By Reps. Julia Brownley, Jared Huffman and Mike Levin
Across California, members of our communities are no strangers to the catastrophic impacts of the climate crisis, particularly the devastation wrought by wildfires. In 2018, when over 1.8 million acres in the state burned, the Camp Fire in Northern California officially became the deadliest and most destructive wildfire in our state’s history, breaking a record set only a year before with the Tubbs Fire in Napa and Sonoma counties. These two historic wildfires in back to back years add to the Thomas Fire — the second largest in California history — that tore through communities in Ventura County and Santa Barbara County, leaving many people without homes and to pick up the pieces of their lives.
The reality is that the catastrophic wildfires that California is already experiencing will only become more intense and severe unless we take immediate action to combat the climate crisis. This year, much of the Western U.S., including parts of California, are at an above average risk of wildfires. Firefighters and first responders are already stretched thin by the coronavirus pandemic, further complicating this dire situation.
We also know that climate change and pollution, just like the coronavirus pandemic, harm low-income communities and communities of color first and worst. In California and around the country, Black and Latino communities face disproportionate burdens from pollution that exacerbate existing health inequalities. As we start to rebuild in a smarter, more resilient and more equitable way, we need to invest in a 21st century infrastructure that can withstand the test of time and stand strong against climate-fueled threats.

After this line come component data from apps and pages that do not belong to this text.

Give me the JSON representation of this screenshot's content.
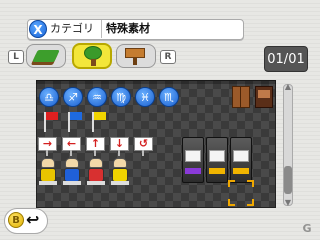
{
  "header": {
    "category_button": "X",
    "category_label": "カテゴリ",
    "category_value": "特殊素材"
  },
  "tabs": {
    "left_shoulder": "L",
    "right_shoulder": "R",
    "items": [
      {
        "icon": "ground-block-icon",
        "selected": false
      },
      {
        "icon": "tree-icon",
        "selected": true
      },
      {
        "icon": "signpost-icon",
        "selected": false
      }
    ]
  },
  "pager": {
    "text": "01/01"
  },
  "grid": {
    "zodiac_symbols": [
      "♎",
      "♐",
      "♒",
      "♍",
      "♓",
      "♏"
    ],
    "flag_colors": [
      "#e02020",
      "#1e6ae0",
      "#f0d400"
    ],
    "arrow_symbols": [
      "→",
      "←",
      "↑",
      "↓",
      "↺"
    ],
    "figure_colors": [
      "#e8c400",
      "#2060d8",
      "#d83030",
      "#f0d400"
    ],
    "slot_panel_colors": [
      "#8a3ad8",
      "#f0b400",
      "#f0b400"
    ]
  },
  "footer": {
    "b_button": "B",
    "back_icon": "↩"
  },
  "colors": {
    "accent": "#f0a800",
    "selected_tab": "#f3e63a"
  }
}
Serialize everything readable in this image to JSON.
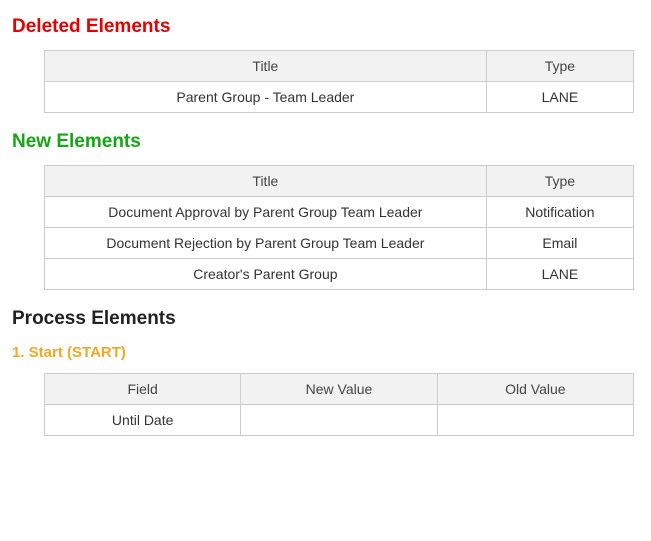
{
  "deleted": {
    "heading": "Deleted Elements",
    "columns": {
      "title": "Title",
      "type": "Type"
    },
    "rows": [
      {
        "title": "Parent Group - Team Leader",
        "type": "LANE"
      }
    ]
  },
  "newelems": {
    "heading": "New Elements",
    "columns": {
      "title": "Title",
      "type": "Type"
    },
    "rows": [
      {
        "title": "Document Approval by Parent Group Team Leader",
        "type": "Notification"
      },
      {
        "title": "Document Rejection by Parent Group Team Leader",
        "type": "Email"
      },
      {
        "title": "Creator's Parent Group",
        "type": "LANE"
      }
    ]
  },
  "process": {
    "heading": "Process Elements",
    "sub": "1. Start (START)",
    "columns": {
      "field": "Field",
      "newval": "New Value",
      "oldval": "Old Value"
    },
    "rows": [
      {
        "field": "Until Date",
        "newval": "",
        "oldval": ""
      }
    ]
  }
}
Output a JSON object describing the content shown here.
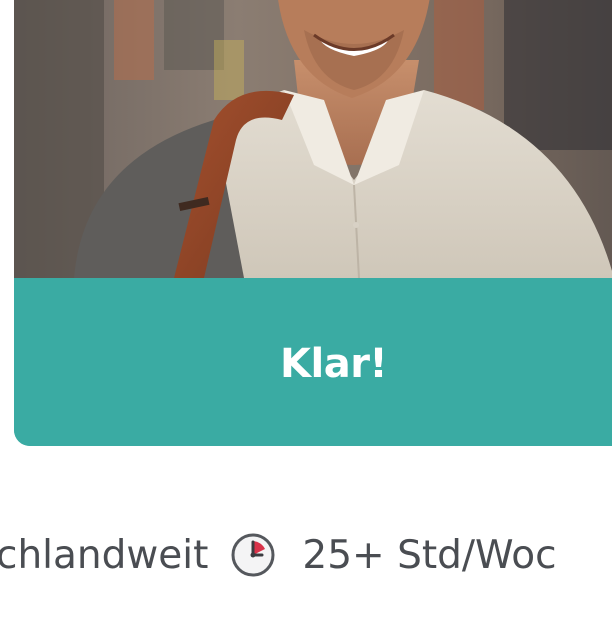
{
  "card": {
    "image_alt": "Smiling man with a shoulder bag",
    "cta_label": "Klar!"
  },
  "info": {
    "location_text": "chlandweit",
    "location_icon": "clock-icon",
    "hours_text": "25+ Std/Woc"
  },
  "colors": {
    "accent": "#3aaba3",
    "text": "#4a4d52",
    "background": "#ffffff"
  }
}
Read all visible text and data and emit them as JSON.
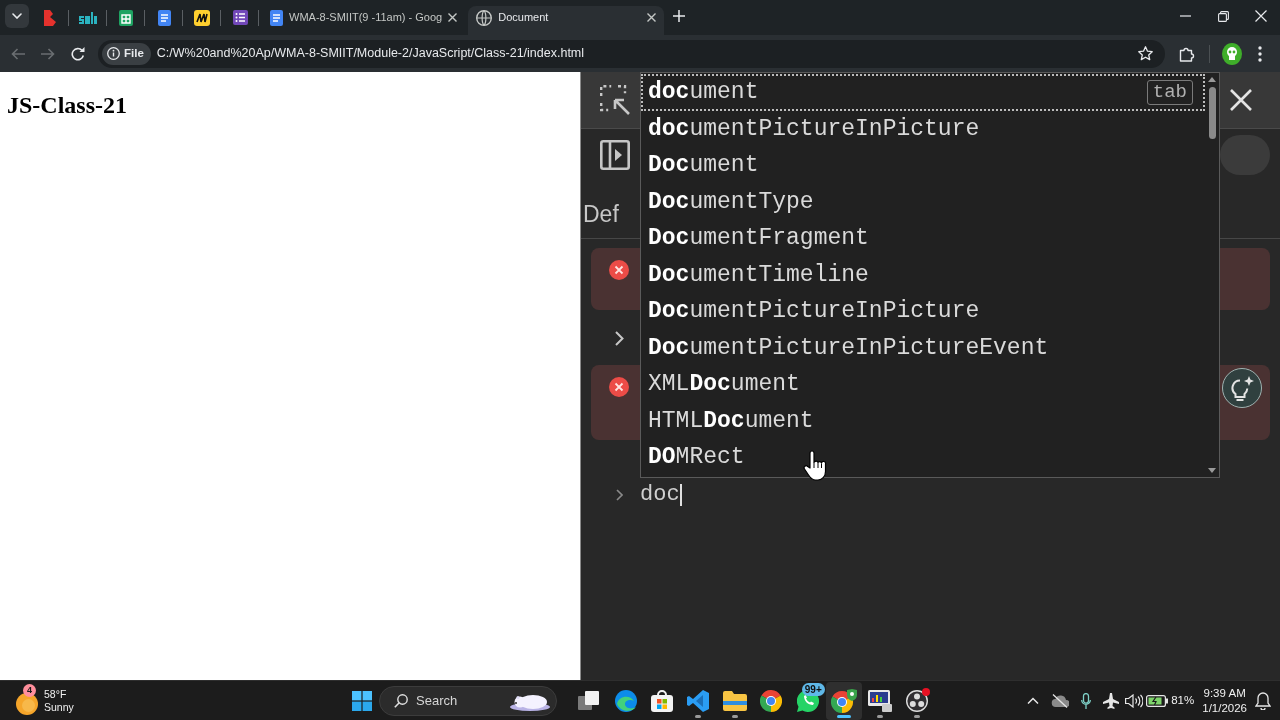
{
  "browser": {
    "tabs": [
      {
        "kind": "pinned",
        "selected": false
      },
      {
        "kind": "pinned",
        "selected": false
      },
      {
        "kind": "pinned",
        "selected": false
      },
      {
        "kind": "pinned",
        "selected": false
      },
      {
        "kind": "pinned",
        "selected": false
      },
      {
        "kind": "pinned",
        "selected": false
      },
      {
        "kind": "normal",
        "title": "WMA-8-SMIIT(9 -11am) - Goog",
        "selected": false
      },
      {
        "kind": "normal",
        "title": "Document",
        "selected": true
      }
    ],
    "nav": [
      {
        "kind": "back",
        "disabled": true
      },
      {
        "kind": "forward",
        "disabled": true
      },
      {
        "kind": "reload",
        "disabled": false
      }
    ],
    "address": {
      "chip": "File",
      "url": "C:/W%20and%20Ap/WMA-8-SMIIT/Module-2/JavaScript/Class-21/index.html"
    }
  },
  "page": {
    "heading": "JS-Class-21"
  },
  "devtools": {
    "toolbar_label": "Def",
    "messages": [
      {
        "kind": "error"
      },
      {
        "kind": "group",
        "expanded": false
      },
      {
        "kind": "error"
      }
    ],
    "prompt": {
      "value": "doc"
    },
    "autocomplete": {
      "hint": "tab",
      "items": [
        {
          "text": "**doc**ument",
          "selected": true
        },
        {
          "text": "**doc**umentPictureInPicture",
          "selected": false
        },
        {
          "text": "**Doc**ument",
          "selected": false
        },
        {
          "text": "**Doc**umentType",
          "selected": false
        },
        {
          "text": "**Doc**umentFragment",
          "selected": false
        },
        {
          "text": "**Doc**umentTimeline",
          "selected": false
        },
        {
          "text": "**Doc**umentPictureInPicture",
          "selected": false
        },
        {
          "text": "**Doc**umentPictureInPictureEvent",
          "selected": false
        },
        {
          "text": "XML**Doc**ument",
          "selected": false
        },
        {
          "text": "HTML**Doc**ument",
          "selected": false
        },
        {
          "text": "**DO**MRect",
          "selected": false
        }
      ]
    }
  },
  "taskbar": {
    "weather": {
      "badge": "4",
      "temperature": "58°F",
      "condition": "Sunny"
    },
    "search": {
      "placeholder": "Search"
    },
    "apps": [
      {
        "running": false,
        "selected": false,
        "alert": false
      },
      {
        "running": false,
        "selected": false,
        "alert": false
      },
      {
        "running": false,
        "selected": false,
        "alert": false
      },
      {
        "running": true,
        "selected": false,
        "alert": false
      },
      {
        "running": true,
        "selected": false,
        "alert": false
      },
      {
        "running": false,
        "selected": false,
        "alert": false
      },
      {
        "running": false,
        "selected": false,
        "alert": false,
        "badge": "99+"
      },
      {
        "running": true,
        "selected": true,
        "alert": false
      },
      {
        "running": true,
        "selected": false,
        "alert": false
      },
      {
        "running": true,
        "selected": false,
        "alert": true
      }
    ],
    "tray": {
      "battery": "81%",
      "time": "9:39 AM",
      "date": "1/1/2026"
    }
  }
}
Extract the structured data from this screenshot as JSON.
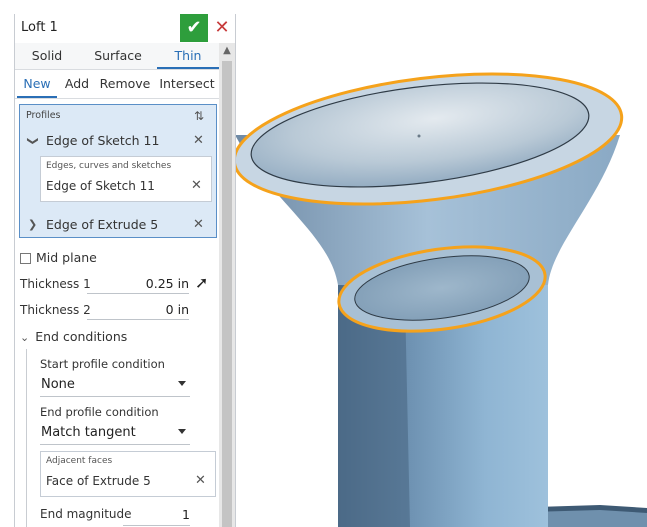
{
  "feature_dialog": {
    "title": "Loft 1",
    "confirm_icon": "check-icon",
    "cancel_icon": "close-icon",
    "type_tabs": [
      {
        "label": "Solid",
        "active": false
      },
      {
        "label": "Surface",
        "active": false
      },
      {
        "label": "Thin",
        "active": true
      }
    ],
    "operation_tabs": [
      {
        "label": "New",
        "active": true
      },
      {
        "label": "Add",
        "active": false
      },
      {
        "label": "Remove",
        "active": false
      },
      {
        "label": "Intersect",
        "active": false
      }
    ],
    "profiles": {
      "label": "Profiles",
      "items": [
        {
          "label": "Edge of Sketch 11",
          "expanded": true,
          "sub_label": "Edges, curves and sketches",
          "sub_value": "Edge of Sketch 11"
        },
        {
          "label": "Edge of Extrude 5",
          "expanded": false
        }
      ]
    },
    "mid_plane": {
      "label": "Mid plane",
      "checked": false
    },
    "thickness1": {
      "label": "Thickness 1",
      "value": "0.25 in"
    },
    "thickness2": {
      "label": "Thickness 2",
      "value": "0 in"
    },
    "end_conditions": {
      "label": "End conditions",
      "start_label": "Start profile condition",
      "start_value": "None",
      "end_label": "End profile condition",
      "end_value": "Match tangent",
      "adjacent_label": "Adjacent faces",
      "adjacent_value": "Face of Extrude 5",
      "magnitude_label": "End magnitude",
      "magnitude_value": "1"
    }
  },
  "colors": {
    "accent": "#2a6fb6",
    "confirm": "#2e9e3c",
    "cancel": "#c73a3a",
    "selection_highlight": "#f5a21b",
    "model": "#8fb3cf"
  }
}
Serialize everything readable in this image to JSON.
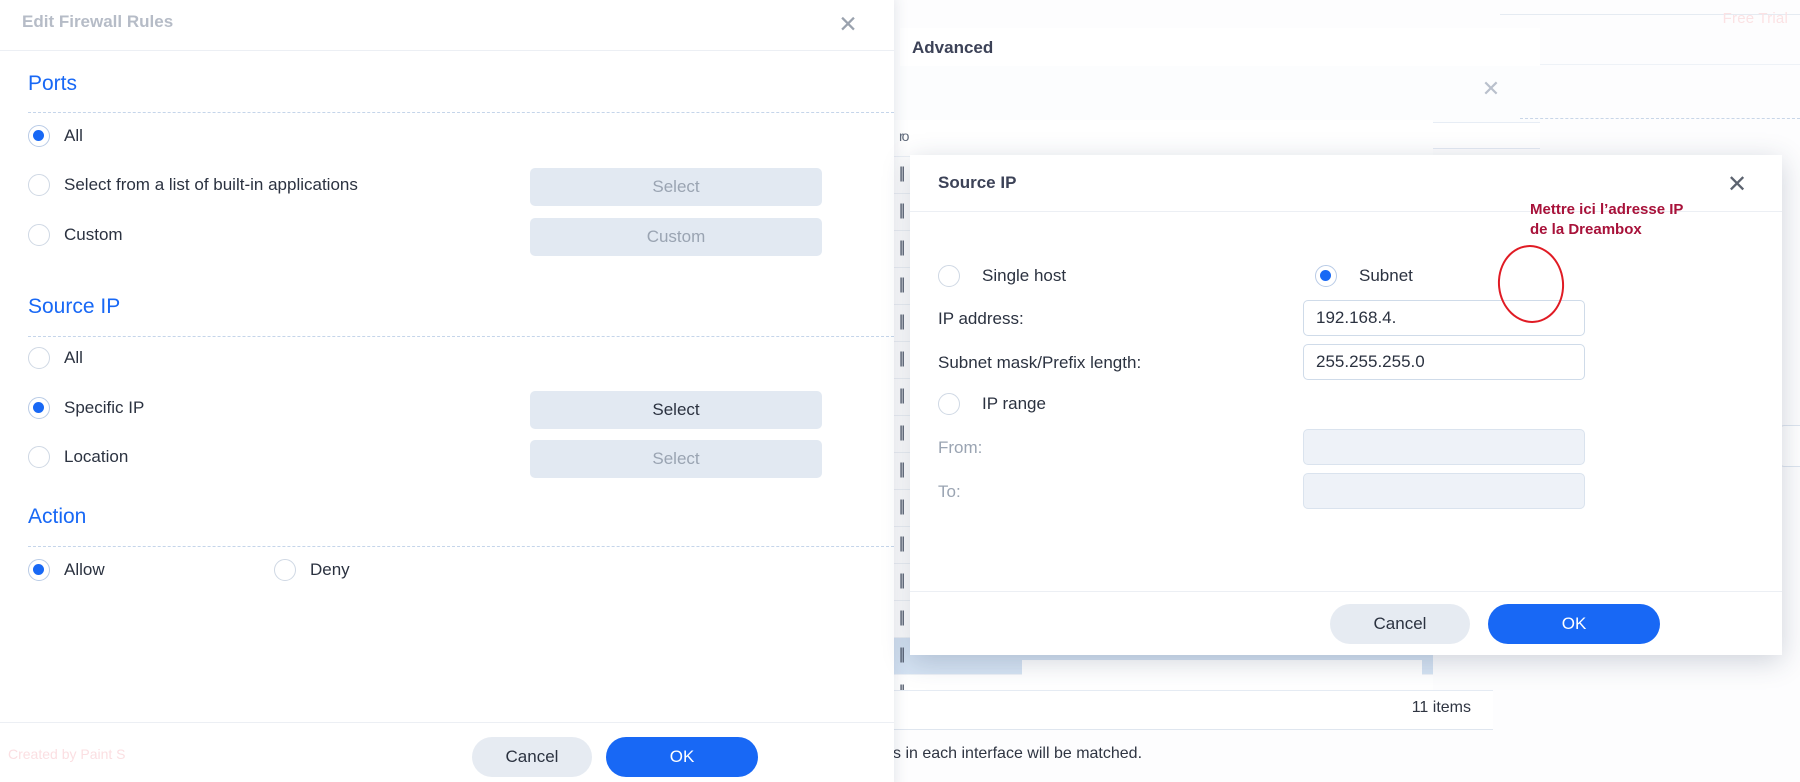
{
  "background": {
    "free_trial_label": "Free Trial",
    "advanced_panel_title": "Advanced",
    "close_icon": "close-icon",
    "row_mark": "||",
    "row_mark_head": "ro",
    "items_count": "11 items",
    "footer_note": "s in each interface will be matched.",
    "watermark_large": "Created by Paint S",
    "watermark_small": "Created by Paint S",
    "rows": [
      {
        "mark": "ro",
        "selected": false
      },
      {
        "mark": "||",
        "selected": false
      },
      {
        "mark": "||",
        "selected": false
      },
      {
        "mark": "||",
        "selected": false
      },
      {
        "mark": "||",
        "selected": false
      },
      {
        "mark": "||",
        "selected": false
      },
      {
        "mark": "||",
        "selected": false
      },
      {
        "mark": "||",
        "selected": true
      },
      {
        "mark": "||",
        "selected": false
      }
    ]
  },
  "firewall_dialog": {
    "title": "Edit Firewall Rules",
    "close_icon": "close-icon",
    "sections": [
      {
        "heading": "Ports",
        "options": [
          {
            "label": "All",
            "selected": true,
            "button": null
          },
          {
            "label": "Select from a list of built-in applications",
            "selected": false,
            "button": {
              "label": "Select",
              "enabled": false
            }
          },
          {
            "label": "Custom",
            "selected": false,
            "button": {
              "label": "Custom",
              "enabled": false
            }
          }
        ]
      },
      {
        "heading": "Source IP",
        "options": [
          {
            "label": "All",
            "selected": false,
            "button": null
          },
          {
            "label": "Specific IP",
            "selected": true,
            "button": {
              "label": "Select",
              "enabled": true
            }
          },
          {
            "label": "Location",
            "selected": false,
            "button": {
              "label": "Select",
              "enabled": false
            }
          }
        ]
      },
      {
        "heading": "Action",
        "options": [
          {
            "label": "Allow",
            "selected": true,
            "button": null
          },
          {
            "label": "Deny",
            "selected": false,
            "button": null
          }
        ]
      }
    ],
    "footer": {
      "cancel_label": "Cancel",
      "ok_label": "OK"
    },
    "watermark": "Created by Paint S"
  },
  "source_ip_modal": {
    "title": "Source IP",
    "close_icon": "close-icon",
    "mode_single_host": {
      "label": "Single host",
      "selected": false
    },
    "mode_subnet": {
      "label": "Subnet",
      "selected": true
    },
    "mode_ip_range": {
      "label": "IP range",
      "selected": false
    },
    "fields": {
      "ip_address_label": "IP address:",
      "ip_address_value": "192.168.4.",
      "subnet_mask_label": "Subnet mask/Prefix length:",
      "subnet_mask_value": "255.255.255.0",
      "from_label": "From:",
      "from_value": "",
      "to_label": "To:",
      "to_value": ""
    },
    "footer": {
      "cancel_label": "Cancel",
      "ok_label": "OK"
    }
  },
  "annotation": {
    "text": "Mettre ici l’adresse IP\nde la Dreambox",
    "color": "#a8123a",
    "circle_color": "#e01b24"
  },
  "colors": {
    "accent_blue": "#1868f5",
    "section_heading_blue": "#1868f5",
    "button_grey": "#e6ebf2",
    "disabled_text": "#9aa4b2",
    "text_dark": "#2b3240",
    "annotation_red": "#a8123a"
  }
}
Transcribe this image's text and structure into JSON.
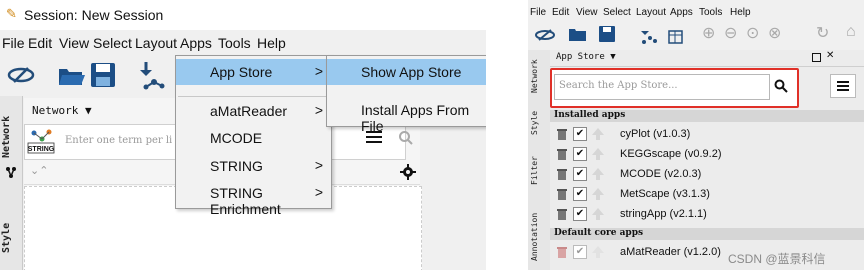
{
  "left": {
    "title": "Session: New Session",
    "menu": [
      "File",
      "Edit",
      "View",
      "Select",
      "Layout",
      "Apps",
      "Tools",
      "Help"
    ],
    "side_tabs": [
      "Network",
      "Style"
    ],
    "network_label": "Network",
    "search_placeholder": "Enter one term per li",
    "app_menu": [
      {
        "label": "App Store",
        "arrow": ">"
      },
      {
        "label": "aMatReader",
        "arrow": ">"
      },
      {
        "label": "MCODE",
        "arrow": ""
      },
      {
        "label": "STRING",
        "arrow": ">"
      },
      {
        "label": "STRING Enrichment",
        "arrow": ">"
      }
    ],
    "submenu": [
      "Show App Store",
      "Install Apps From File"
    ],
    "string_chip": "STRING"
  },
  "right": {
    "menu": [
      "File",
      "Edit",
      "View",
      "Select",
      "Layout",
      "Apps",
      "Tools",
      "Help"
    ],
    "side_tabs": [
      "Network",
      "Style",
      "Filter",
      "Annotation"
    ],
    "panel_title": "App Store",
    "search_placeholder": "Search the App Store...",
    "sections": {
      "installed": "Installed apps",
      "core": "Default core apps"
    },
    "installed_apps": [
      "cyPlot (v1.0.3)",
      "KEGGscape (v0.9.2)",
      "MCODE (v2.0.3)",
      "MetScape (v3.1.3)",
      "stringApp (v2.1.1)"
    ],
    "core_apps": [
      "aMatReader (v1.2.0)"
    ],
    "check": "✔"
  },
  "watermark": "CSDN @蓝景科信",
  "colors": {
    "highlight": "#99c9ef",
    "red_box": "#e03028"
  }
}
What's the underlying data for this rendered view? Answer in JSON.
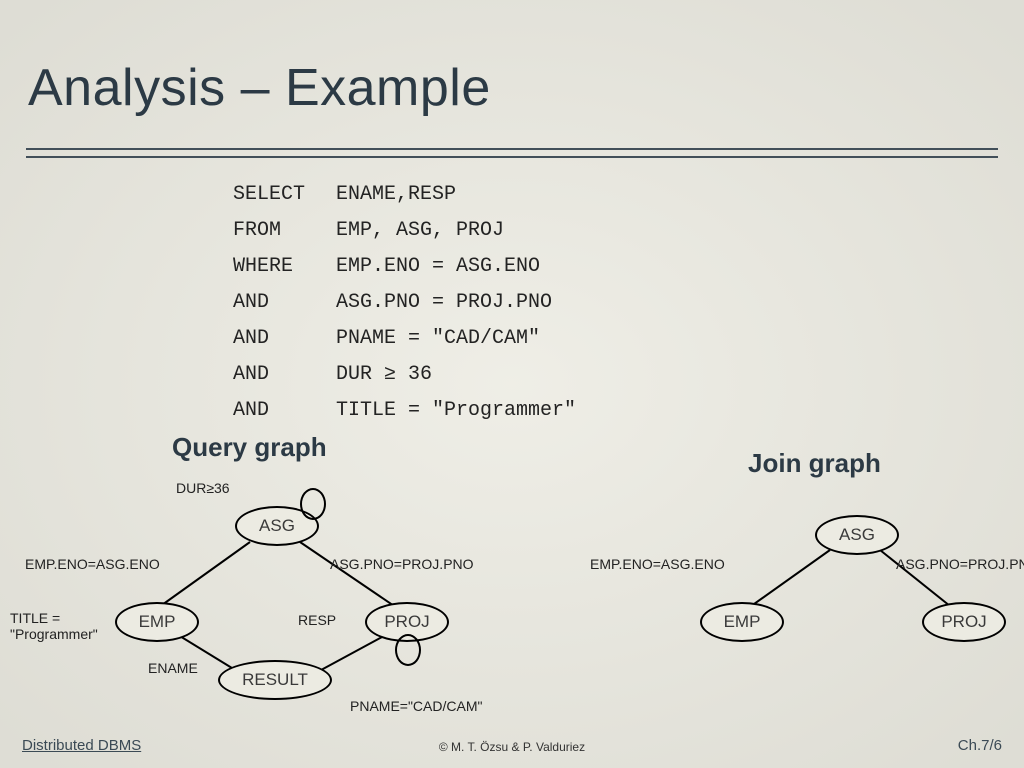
{
  "title": "Analysis – Example",
  "sql": {
    "rows": [
      {
        "kw": "SELECT",
        "val": "ENAME,RESP"
      },
      {
        "kw": "FROM",
        "val": "EMP, ASG, PROJ"
      },
      {
        "kw": "WHERE",
        "val": "EMP.ENO = ASG.ENO"
      },
      {
        "kw": "AND",
        "val": "ASG.PNO = PROJ.PNO"
      },
      {
        "kw": "AND",
        "val": "PNAME = \"CAD/CAM\""
      },
      {
        "kw": "AND",
        "val": "DUR ≥ 36"
      },
      {
        "kw": "AND",
        "val": "TITLE = \"Programmer\""
      }
    ]
  },
  "headings": {
    "query_graph": "Query graph",
    "join_graph": "Join graph"
  },
  "query_graph": {
    "nodes": {
      "asg": "ASG",
      "emp": "EMP",
      "proj": "PROJ",
      "result": "RESULT"
    },
    "labels": {
      "dur": "DUR≥36",
      "eno": "EMP.ENO=ASG.ENO",
      "pno": "ASG.PNO=PROJ.PNO",
      "title": "TITLE = \"Programmer\"",
      "ename": "ENAME",
      "resp": "RESP",
      "pname": "PNAME=\"CAD/CAM\""
    }
  },
  "join_graph": {
    "nodes": {
      "asg": "ASG",
      "emp": "EMP",
      "proj": "PROJ"
    },
    "labels": {
      "eno": "EMP.ENO=ASG.ENO",
      "pno": "ASG.PNO=PROJ.PNO"
    }
  },
  "footer": {
    "left": "Distributed DBMS",
    "center": "© M. T. Özsu & P. Valduriez",
    "right": "Ch.7/6"
  }
}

That is why we need a bold plan to limit the carbon pollution driving the climate crisis. As members of the U.S. House of Representatives’ Select Committee on the Climate Crisis, we were tasked with developing a blueprint for federal climate action and a transition to clean energy. The report, entitled “Solving the Climate Crisis: The Congressional Action Plan for a Clean Energy Economy and a Healthy and Just America,” if adopted in full, would achieve net zero carbon pollution by 2050, and net negative pollution thereafter — a goal scientists say is necessary to avoid the worst impacts of climate change.
As outlined in the report, we must ensure that we are building with resiliency in mind every step of the way. In California, our Latino community has borne the brunt of many of these devastating wildfires, while federal agencies have not done enough to invest in frontline communities. Now is the time to rectify this injustice, and we can do just that by ensuring that equitable solutions to climate change are accounted for in all stages of federal and local planning.
Part of helping frontline communities become more resilient to the impacts of climate change is bolstering our clean energy economy. Prior to the economic pain caused by COVID-19, the clean energy industry was one of the fastest-growing job creators in the U.S. and employed nearly 3.4 million Americans — nearly three times as many people as the fossil fuel industry. However, a recent report found the clean energy sector has lost over 620,000 jobs, or 18% of its work force, since the start of the pandemic. California was hit especially hard, losing over 109,000 clean energy jobs, a nearly 20% decline. While this is a step backward both economically and in our fight against climate change, we know that re-invigorating our clean energy economy is the right path forward to protecting our health and economic growth.
In California, we know that fighting climate change and growing our economy go hand in hand. As the first state to pass legislation to limit carbon pollution over a decade ago, we have seen how these policies drive innovations in clean energy and energy efficiency. We have a once-in-a-generation opportunity to harness American innovation and ingenuity to address the climate crisis and build a more equitable country in the process — and we cannot squander it.
For too long, dirty corporate polluters have obstructed efforts to address the climate crisis. But their time is up, and our nation cannot wait any longer to take climate action. That is why we spent the past year working with leaders and experts to develop this Climate Crisis Action Plan. We know that by building a clean energy economy that values workers and advances economic and environmental justice, we can rise to the challenge and tackle the climate crisis head on. By doing so, we can create a more perfect Union. We cannot afford to do anything less.
Originally published in the San Francisco Chronicle.